Harvard researchers develop new kind of soft robotic gripper

Sep 11, 2012 by Bob Yirka report
3D tentacles with multiple sections. Credit: Advanced Materials. DOI: 10.1002/adma.201203002

(Phys.org)—Because traditional robot hands or grippers were first created to assist in production type enterprises, e.g. to help build cars, etc., they have not been very good at working with soft materials. For that reason, over the past couple of years, robot engineers have been working to come up with new ways to give robot hands the ability to manipulate small and/or fragile objects. Now a team from Harvard working with the Department of Energy and DARPA has come up with a tentacle type gripper that is sensitive enough to lift a flower without crushing it. They have had their paper describing their results published in the journal Advanced Materials.

Most robot hands work in ways similar to the human hand, they have that make use of joints to close around an object and then clamp down it with enough pressure to allow for picking things up and setting them down. Newer soft bodied robot hands take their cue from like snakes and in this case, octopi, which grasp objects by covering them with a single soft appendage and squeezing. The result is a the research teams calls a tentacle, which like the octopus, is able to wrap around (or be wrapped around) an object's different parts, spreading the pressure exerted against it in a very gentile way.

The tentacle is a single plastic flexible tube with several channels inside that can each be pumped full of air, causing the pressure needed to hold on to an object. But because each channel is pressurized independently of the others, the tentacle can also be caused to curl in a directed fashion, allowing for wrapping, then squeezing. By adding just enough for the object to be lifted, the tentacle can be made to provide a very gentle lift. And because its abilities are based on air pressure, the tentacle can also be reduced in size when not in use, something that could come in handy for work in tight spaces.

This video is not supported by your browser at this time.

The multiple channel approach allows for the tentacle to curl in three dimensions, whereas others up till now could only curl in one direction. To add even more functionality, the team has tried affixing a very small camera to the end of the tentacle, a syringe and even a suction cup to allow the tentacle to latch onto objects or hold them in different ways.

Explore further: Simulations for better transparent oxide layers

More information: Robotic Tentacles with Three-Dimensional Mobility Based on Flexible Elastomers, Advanced Materials. Article first published online: 7 SEP 2012. DOI: 10.1002/adma.201203002 (Full text PDF)

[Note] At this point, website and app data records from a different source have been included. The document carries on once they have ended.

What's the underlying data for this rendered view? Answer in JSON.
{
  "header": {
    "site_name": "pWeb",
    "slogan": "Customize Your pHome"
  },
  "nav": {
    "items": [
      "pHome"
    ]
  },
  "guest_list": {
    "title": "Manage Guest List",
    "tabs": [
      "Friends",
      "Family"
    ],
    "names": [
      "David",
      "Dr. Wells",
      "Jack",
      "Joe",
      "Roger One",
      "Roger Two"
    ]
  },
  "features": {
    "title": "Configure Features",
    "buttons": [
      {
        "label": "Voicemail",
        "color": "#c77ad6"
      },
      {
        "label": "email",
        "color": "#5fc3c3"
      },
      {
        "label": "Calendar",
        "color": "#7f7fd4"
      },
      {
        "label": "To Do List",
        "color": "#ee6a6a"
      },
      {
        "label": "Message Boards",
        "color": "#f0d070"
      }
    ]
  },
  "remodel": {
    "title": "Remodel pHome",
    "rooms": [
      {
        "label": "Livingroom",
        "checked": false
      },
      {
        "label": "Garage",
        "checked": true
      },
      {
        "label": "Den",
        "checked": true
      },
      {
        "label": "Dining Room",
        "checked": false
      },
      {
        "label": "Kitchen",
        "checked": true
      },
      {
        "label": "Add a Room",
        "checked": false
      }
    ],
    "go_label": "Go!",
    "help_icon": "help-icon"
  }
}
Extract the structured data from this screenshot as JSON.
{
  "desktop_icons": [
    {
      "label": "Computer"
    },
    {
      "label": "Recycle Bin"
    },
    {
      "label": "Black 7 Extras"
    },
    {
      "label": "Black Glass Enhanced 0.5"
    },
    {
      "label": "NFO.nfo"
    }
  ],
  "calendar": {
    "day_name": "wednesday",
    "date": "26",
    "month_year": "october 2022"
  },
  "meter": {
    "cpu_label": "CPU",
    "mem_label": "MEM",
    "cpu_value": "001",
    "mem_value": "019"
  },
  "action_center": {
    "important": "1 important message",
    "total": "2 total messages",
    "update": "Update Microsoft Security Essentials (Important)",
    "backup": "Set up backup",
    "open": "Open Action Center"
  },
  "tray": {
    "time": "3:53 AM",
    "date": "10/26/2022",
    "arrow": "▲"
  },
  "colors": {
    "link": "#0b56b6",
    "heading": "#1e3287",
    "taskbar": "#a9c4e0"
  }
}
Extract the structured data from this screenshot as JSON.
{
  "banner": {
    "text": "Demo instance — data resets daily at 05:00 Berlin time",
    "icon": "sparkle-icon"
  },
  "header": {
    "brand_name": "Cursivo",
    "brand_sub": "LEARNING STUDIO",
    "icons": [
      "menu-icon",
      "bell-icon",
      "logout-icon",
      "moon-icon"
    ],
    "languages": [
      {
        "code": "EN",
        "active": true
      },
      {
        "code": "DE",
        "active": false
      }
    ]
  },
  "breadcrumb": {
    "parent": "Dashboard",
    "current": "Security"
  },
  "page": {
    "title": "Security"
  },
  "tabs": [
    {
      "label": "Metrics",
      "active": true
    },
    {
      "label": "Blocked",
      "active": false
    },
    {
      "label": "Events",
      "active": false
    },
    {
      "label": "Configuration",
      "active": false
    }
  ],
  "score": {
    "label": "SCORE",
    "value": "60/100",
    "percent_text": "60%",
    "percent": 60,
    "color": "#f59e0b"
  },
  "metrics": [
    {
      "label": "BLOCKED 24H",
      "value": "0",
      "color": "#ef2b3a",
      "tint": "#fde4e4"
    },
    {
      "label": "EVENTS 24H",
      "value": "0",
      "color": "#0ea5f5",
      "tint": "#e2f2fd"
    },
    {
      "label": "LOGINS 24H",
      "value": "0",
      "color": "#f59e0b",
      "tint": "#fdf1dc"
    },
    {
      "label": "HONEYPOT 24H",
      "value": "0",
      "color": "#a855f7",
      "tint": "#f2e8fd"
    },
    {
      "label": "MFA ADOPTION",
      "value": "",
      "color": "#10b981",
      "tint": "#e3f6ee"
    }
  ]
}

Abstract
Soft robotic tentacles that move in three dimensions upon pressurization are fabricated by composing flexible elastomers with different tensile strengths using soft lithographic molding. These actuators are able to grip complex shapes and manipulate delicate objects. Embedding functional components into these actuators (for example, a needle for delivering fluid, a video camera, and a suction cup) extends their capabilities.

Related Stories

Robots learn to pick up oddly shaped objects

May 09, 2012

(Phys.org) -- When Cornell engineers developed a new type of robot hand that could pick up oddly shaped objects it presented a challenge: It was easy for a human operator to choose the best place to take h ...

DARPA to invest in iRobot's inflatable robot arm

Aug 22, 2012

(Phys.org) -- In military operations there are a lot of things that need to be done besides fighting, and the US government is hoping to offload as much of those things as possible to robots. To that end, ...

Giant squid photographed for first time

Sep 28, 2005

A mysterious sea creature -- the giant squid immortalized by Jules Verne's novel "20,000 Leagues Under the Sea" -- has been photographed for the first time.

Soft grip: Pneumatic elastomers as robotic arms

Jan 21, 2011

(PhysOrg.com) -- It looks like a starfish made of soft plastic. When air is blown into it through a thin tube it comes to life and the starfish closes like a hand. It does this so gently that it can grasp ...

Recommended for you

Simulations for better transparent oxide layers

23 hours ago

Touchscreens and solar cells rely on special oxide layers. However, errors in the layers' atomic structure impair not only their transparency, but also their conductivity. Using atomic models, Fraunhofer ...

Team pioneers strategy for creating new materials

Aug 29, 2014

Making something new is never easy. Scientists constantly theorize about new materials, but when the material is manufactured it doesn't always work as expected. To create a new strategy for designing materials, ...

Plug n' Play protein crystals

Aug 29, 2014

Almost a hundred years ago in 1929 Linus Pauling presented the famous Pauling's Rules to describe the principles governing the structure of complex ionic crystals. These rules essentially describe how the ...

User comments : 2

Adjust slider to filter visible comments by rank

Display comments: newest first

baudrunner
5 / 5 (1) Sep 11, 2012
The result is a gripper the research teams calls a tentacle, which like the octopus, is able to wrap around (or be wrapped around) an object's different parts, spreading the pressure exerted against it in a very gentile way.
Are Gentiles more adept at picking up delicate things than non-Gentiles?
VendicarD
5 / 5 (2) Sep 11, 2012
The advances in teledildonics are coming rapidly now.